### Exercise objective:
If a line of the records contains the string "icon", copy it out.

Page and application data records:
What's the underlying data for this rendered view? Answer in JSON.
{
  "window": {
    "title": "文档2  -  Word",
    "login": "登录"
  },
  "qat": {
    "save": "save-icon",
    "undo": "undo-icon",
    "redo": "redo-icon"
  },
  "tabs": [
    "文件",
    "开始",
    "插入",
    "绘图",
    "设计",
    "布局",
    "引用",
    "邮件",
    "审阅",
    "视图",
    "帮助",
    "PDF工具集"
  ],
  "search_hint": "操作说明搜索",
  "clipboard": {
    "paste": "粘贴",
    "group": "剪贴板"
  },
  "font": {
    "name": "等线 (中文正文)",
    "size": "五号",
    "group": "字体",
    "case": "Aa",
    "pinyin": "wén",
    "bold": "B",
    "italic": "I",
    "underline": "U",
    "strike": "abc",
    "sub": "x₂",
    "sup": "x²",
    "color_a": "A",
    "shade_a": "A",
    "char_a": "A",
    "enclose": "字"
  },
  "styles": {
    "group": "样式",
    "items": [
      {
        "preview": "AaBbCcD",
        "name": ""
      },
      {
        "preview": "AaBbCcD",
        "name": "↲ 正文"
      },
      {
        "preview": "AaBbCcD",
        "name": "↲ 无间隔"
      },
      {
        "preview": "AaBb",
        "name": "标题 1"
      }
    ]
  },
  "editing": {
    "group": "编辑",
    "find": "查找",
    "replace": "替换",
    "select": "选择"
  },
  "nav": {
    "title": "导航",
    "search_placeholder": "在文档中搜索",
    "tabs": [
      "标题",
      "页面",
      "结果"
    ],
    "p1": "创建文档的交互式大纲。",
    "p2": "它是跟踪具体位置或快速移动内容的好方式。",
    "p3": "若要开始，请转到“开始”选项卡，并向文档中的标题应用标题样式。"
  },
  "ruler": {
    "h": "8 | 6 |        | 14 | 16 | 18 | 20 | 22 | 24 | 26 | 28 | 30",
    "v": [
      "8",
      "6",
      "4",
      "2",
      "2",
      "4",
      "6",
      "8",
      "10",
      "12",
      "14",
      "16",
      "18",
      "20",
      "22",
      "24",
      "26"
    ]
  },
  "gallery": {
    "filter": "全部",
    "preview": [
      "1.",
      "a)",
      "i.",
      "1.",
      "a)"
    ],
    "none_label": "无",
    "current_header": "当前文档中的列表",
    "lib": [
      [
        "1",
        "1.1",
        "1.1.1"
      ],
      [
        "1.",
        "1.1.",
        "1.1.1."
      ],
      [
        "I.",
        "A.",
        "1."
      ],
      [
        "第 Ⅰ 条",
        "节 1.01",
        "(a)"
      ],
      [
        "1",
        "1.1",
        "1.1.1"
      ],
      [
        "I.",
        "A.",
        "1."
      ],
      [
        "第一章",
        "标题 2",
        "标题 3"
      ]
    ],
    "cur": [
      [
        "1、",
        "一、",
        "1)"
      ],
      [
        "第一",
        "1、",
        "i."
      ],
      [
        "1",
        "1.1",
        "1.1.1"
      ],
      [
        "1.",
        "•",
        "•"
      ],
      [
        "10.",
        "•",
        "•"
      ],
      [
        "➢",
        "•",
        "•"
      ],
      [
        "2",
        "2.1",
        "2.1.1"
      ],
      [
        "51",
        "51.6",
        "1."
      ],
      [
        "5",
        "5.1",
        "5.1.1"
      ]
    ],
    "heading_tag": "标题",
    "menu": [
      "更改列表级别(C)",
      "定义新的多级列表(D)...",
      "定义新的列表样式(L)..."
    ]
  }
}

### Reply:
    "save": "save-icon",
    "undo": "undo-icon",
    "redo": "redo-icon"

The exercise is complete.